The data -
######

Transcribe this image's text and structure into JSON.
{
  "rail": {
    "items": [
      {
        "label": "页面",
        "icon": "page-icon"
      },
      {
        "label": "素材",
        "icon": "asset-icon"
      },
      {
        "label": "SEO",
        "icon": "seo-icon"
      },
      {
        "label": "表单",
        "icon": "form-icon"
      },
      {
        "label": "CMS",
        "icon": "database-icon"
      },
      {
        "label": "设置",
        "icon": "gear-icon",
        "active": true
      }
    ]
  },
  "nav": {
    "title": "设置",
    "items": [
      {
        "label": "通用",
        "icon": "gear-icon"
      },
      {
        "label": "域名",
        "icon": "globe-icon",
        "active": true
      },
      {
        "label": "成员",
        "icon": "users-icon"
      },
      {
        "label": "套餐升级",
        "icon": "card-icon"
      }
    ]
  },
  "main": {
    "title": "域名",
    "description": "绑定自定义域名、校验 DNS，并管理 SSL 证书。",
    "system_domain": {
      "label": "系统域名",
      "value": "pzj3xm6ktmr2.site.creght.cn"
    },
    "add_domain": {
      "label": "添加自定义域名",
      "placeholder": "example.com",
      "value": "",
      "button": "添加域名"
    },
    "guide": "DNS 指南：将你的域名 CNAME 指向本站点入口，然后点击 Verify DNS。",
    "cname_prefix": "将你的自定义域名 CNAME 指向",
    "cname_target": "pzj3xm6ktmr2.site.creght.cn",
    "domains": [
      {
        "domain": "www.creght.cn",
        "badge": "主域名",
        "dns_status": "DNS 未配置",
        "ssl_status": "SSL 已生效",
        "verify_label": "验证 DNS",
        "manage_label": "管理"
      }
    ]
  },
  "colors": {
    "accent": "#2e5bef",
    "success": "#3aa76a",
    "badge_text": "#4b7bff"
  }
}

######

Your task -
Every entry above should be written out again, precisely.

Exercise result -
Transcribe this image's text and structure into JSON.
{
  "rail": {
    "items": [
      {
        "label": "页面",
        "icon": "page-icon"
      },
      {
        "label": "素材",
        "icon": "asset-icon"
      },
      {
        "label": "SEO",
        "icon": "seo-icon"
      },
      {
        "label": "表单",
        "icon": "form-icon"
      },
      {
        "label": "CMS",
        "icon": "database-icon"
      },
      {
        "label": "设置",
        "icon": "gear-icon",
        "active": true
      }
    ]
  },
  "nav": {
    "title": "设置",
    "items": [
      {
        "label": "通用",
        "icon": "gear-icon"
      },
      {
        "label": "域名",
        "icon": "globe-icon",
        "active": true
      },
      {
        "label": "成员",
        "icon": "users-icon"
      },
      {
        "label": "套餐升级",
        "icon": "card-icon"
      }
    ]
  },
  "main": {
    "title": "域名",
    "description": "绑定自定义域名、校验 DNS，并管理 SSL 证书。",
    "system_domain": {
      "label": "系统域名",
      "value": "pzj3xm6ktmr2.site.creght.cn"
    },
    "add_domain": {
      "label": "添加自定义域名",
      "placeholder": "example.com",
      "value": "",
      "button": "添加域名"
    },
    "guide": "DNS 指南：将你的域名 CNAME 指向本站点入口，然后点击 Verify DNS。",
    "cname_prefix": "将你的自定义域名 CNAME 指向",
    "cname_target": "pzj3xm6ktmr2.site.creght.cn",
    "domains": [
      {
        "domain": "www.creght.cn",
        "badge": "主域名",
        "dns_status": "DNS 未配置",
        "ssl_status": "SSL 已生效",
        "verify_label": "验证 DNS",
        "manage_label": "管理"
      }
    ]
  },
  "colors": {
    "accent": "#2e5bef",
    "success": "#3aa76a",
    "badge_text": "#4b7bff"
  }
}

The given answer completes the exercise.